What is important is that they had not been properly trained. They had only received John's baptism. There understanding was incomplete, so Paul opened up to them 'the rest of the story' and they received the Holy Spirit in power and Joy. This marks the beginning of one of the most powerful ministries that Luke talks about. Paul showed such Power from the Lord, that many magicians turned from the evil to follow Christ. This is the second time Paul has overcome forces that were commonly supposed to have power but did not.
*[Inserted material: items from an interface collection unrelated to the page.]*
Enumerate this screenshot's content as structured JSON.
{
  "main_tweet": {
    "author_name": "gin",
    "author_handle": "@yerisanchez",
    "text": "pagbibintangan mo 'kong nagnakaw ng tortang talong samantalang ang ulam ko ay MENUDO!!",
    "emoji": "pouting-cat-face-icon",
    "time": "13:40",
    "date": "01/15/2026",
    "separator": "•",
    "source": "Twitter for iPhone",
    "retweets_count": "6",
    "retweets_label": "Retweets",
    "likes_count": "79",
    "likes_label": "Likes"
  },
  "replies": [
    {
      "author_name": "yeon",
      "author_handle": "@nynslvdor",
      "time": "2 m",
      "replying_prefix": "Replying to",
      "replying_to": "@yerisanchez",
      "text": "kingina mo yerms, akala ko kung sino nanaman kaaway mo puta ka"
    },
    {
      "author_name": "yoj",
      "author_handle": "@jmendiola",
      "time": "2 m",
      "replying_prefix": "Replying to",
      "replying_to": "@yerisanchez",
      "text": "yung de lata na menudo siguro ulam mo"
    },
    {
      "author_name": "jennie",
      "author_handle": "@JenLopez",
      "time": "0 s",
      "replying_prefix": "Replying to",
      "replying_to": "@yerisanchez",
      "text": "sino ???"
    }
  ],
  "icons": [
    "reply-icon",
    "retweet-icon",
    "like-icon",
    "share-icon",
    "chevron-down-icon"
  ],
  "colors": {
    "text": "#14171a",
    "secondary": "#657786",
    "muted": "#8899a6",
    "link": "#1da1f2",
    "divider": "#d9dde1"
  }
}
Thus far, Paul, Priscilla, and Aquilla have been instrumental in setting the record straight on some errant, or incomplete instructions. John had been a powerful figure, and many who came to the festivals were influenced by what they heard of him, and from him. In the case of Apollos and the twelve disciples, they ahd been taught from John, and knew quite a bit, but there were some key elements that had to be introduced to them. Even today, we have many acquaintances who know bits and pieces of the Gospel, but they have to be taught fully the way of the Lord. Very often, it is this little piece thay know that causes them to think they understand, and some have rejected the Gospel based on this kind of knowledge.
So you can see, that from the very beginning there has been a struggle to define what the Gospel is. Many wanted to change it, alter it, many were taught accurately but incompletely and so on all accounts the teachers had to set the record straight. As we look at today's modern religious setting, especially amongst those who are called 'Christian' there is a struggle by many to understand the common ground of the Gospel teaching; to find ways to make the names more definitive and inclusive. I imagine the struggle will always be there, but we should always strive and pray for the knowledge to understand. Our understanding must be biblical, and it must be in the power of the Spirit; the life blood of the Body of Christ. I will leave you with the words Paul wrote to the Corinthians, a church that was struggling to truly understand and act as God would have them, even if they were prone to mistakes, divisions, and misuse of what God had given them.
1 Now, brothers, I want to remind you of the gospel I preached to you, which you received and on which you have taken your stand. 2 By this gospel you are saved, if you hold firmly to the word I preached to you. Otherwise, you have believed in vain3 For what I received I passed on to you as of first importance: that Christ died for our sins according to the Scriptures, 4 that he was buried, that he was raised on the third day according to the Scriptures, 5 and that he appeared to Peter, and then to the Twelve. 6 After that, he appeared to more than five hundred of the brothers at the same time, most of whom are still living, though some have fallen asleep. 7 Then he appeared to James, then to all the apostles, 8 and last of all he appeared to me also, as to one abnormally born. (1 Cor. 15:1-11)